§ **REQUIREMENT**
The data should be duplicated exactly, with every word kept as it is.

=====

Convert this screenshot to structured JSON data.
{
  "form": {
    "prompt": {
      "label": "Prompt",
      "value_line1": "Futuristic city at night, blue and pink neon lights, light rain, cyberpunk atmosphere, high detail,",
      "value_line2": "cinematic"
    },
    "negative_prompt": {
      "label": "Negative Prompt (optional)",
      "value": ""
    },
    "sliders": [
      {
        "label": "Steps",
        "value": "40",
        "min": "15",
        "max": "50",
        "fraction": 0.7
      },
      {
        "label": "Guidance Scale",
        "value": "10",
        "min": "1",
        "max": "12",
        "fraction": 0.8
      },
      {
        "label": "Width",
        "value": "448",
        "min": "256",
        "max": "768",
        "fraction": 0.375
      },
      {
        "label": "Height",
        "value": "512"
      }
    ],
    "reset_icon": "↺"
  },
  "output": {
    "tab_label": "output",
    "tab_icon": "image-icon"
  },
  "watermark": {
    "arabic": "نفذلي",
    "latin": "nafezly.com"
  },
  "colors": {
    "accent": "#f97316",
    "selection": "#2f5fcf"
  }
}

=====

§ **ANSWER SPACE**
Convert this screenshot to structured JSON data.
{
  "form": {
    "prompt": {
      "label": "Prompt",
      "value_line1": "Futuristic city at night, blue and pink neon lights, light rain, cyberpunk atmosphere, high detail,",
      "value_line2": "cinematic"
    },
    "negative_prompt": {
      "label": "Negative Prompt (optional)",
      "value": ""
    },
    "sliders": [
      {
        "label": "Steps",
        "value": "40",
        "min": "15",
        "max": "50",
        "fraction": 0.7
      },
      {
        "label": "Guidance Scale",
        "value": "10",
        "min": "1",
        "max": "12",
        "fraction": 0.8
      },
      {
        "label": "Width",
        "value": "448",
        "min": "256",
        "max": "768",
        "fraction": 0.375
      },
      {
        "label": "Height",
        "value": "512"
      }
    ],
    "reset_icon": "↺"
  },
  "output": {
    "tab_label": "output",
    "tab_icon": "image-icon"
  },
  "watermark": {
    "arabic": "نفذلي",
    "latin": "nafezly.com"
  },
  "colors": {
    "accent": "#f97316",
    "selection": "#2f5fcf"
  }
}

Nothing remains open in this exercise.